Live load model for refined analysis of short and medium-span bridge systems
Document typeConference report
PublisherCRC Press Taylor
Rights accessRestricted access - publisher's policy
The accuracy of bridge system safety evaluations and reliability assessments obtained through refined structural analysis procedures depends on the proper modeling of traffic load effects. In fact, traffic load intensities and related uncertainties need to be defined based on available real traffic data supplemented by a statistical model able to project the data in time to estimate the maximum load effect expected over a specific bridge design or service period. This paper proposes a procedure to calibrate appropriate live load models that can be used for advanced analyses of bridges. The calibration procedure is demonstrated using actual truck data collected at a representative weigh-in-motion (WIM) station in New York State. Extreme value theory is used to project traffic load effect to different service periods using the upper tail of the load ef-fect probability distribution. The results are presented in live load models developed for a 5-year typical rat-ing interval and for a 75-year design life. Live load models obtained using the proposed calibration procedure are readily implementable for deterministic refined analyses of highway bridges and for evaluating the relia-bility of bridges at serviceability and ultimate limit states considering the system’s behavior. Maximum traf-fic load is calculated with the help of a two-truck configuration which is the governing load case in many short and medium-span bridge configurations. The results are presented in terms of standard AASHTO 3-S2 Legal Rating trucks, with appropriate reference-period-dependent weight adjustment factors.

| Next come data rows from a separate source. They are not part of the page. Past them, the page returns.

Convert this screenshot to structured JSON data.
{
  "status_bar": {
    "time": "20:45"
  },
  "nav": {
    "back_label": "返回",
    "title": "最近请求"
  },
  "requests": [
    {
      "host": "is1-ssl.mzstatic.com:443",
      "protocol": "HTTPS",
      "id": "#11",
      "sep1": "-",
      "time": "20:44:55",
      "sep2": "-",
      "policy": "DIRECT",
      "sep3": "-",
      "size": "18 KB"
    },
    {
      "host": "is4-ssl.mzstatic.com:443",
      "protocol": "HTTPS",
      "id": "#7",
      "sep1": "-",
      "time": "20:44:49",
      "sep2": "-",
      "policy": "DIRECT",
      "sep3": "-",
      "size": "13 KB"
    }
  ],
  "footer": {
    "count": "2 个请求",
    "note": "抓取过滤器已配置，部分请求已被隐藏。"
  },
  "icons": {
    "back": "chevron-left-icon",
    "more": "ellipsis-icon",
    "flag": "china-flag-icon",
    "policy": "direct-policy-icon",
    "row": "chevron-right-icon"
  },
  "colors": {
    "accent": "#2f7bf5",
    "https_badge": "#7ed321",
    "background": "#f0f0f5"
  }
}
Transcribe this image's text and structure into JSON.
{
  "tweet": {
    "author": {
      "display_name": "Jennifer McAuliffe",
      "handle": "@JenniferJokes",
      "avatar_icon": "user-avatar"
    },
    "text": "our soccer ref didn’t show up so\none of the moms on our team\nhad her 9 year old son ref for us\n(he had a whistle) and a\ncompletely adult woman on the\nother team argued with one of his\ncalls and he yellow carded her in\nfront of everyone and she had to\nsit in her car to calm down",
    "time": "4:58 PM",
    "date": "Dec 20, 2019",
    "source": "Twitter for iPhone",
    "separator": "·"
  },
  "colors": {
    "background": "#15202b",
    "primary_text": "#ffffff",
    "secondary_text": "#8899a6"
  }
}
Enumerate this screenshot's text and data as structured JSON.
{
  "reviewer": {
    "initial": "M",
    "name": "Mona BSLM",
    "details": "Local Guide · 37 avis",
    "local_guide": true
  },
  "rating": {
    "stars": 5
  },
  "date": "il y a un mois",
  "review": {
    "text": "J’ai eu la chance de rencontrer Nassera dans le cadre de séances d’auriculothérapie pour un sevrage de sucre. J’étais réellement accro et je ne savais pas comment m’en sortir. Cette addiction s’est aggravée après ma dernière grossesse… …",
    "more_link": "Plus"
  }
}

CitationAnitori, G., Casas, J., Ghosn, M. Live load model for refined analysis of short and medium-span bridge systems. A: International Conference on Bridge Maintenance, Safety and Management. "Maintenance, Monitoring, Safety, Risk and Resilience of Bridges and Bridge Networks". Foz do Iguaçu: CRC Press Taylor, 2016, p. 1-8.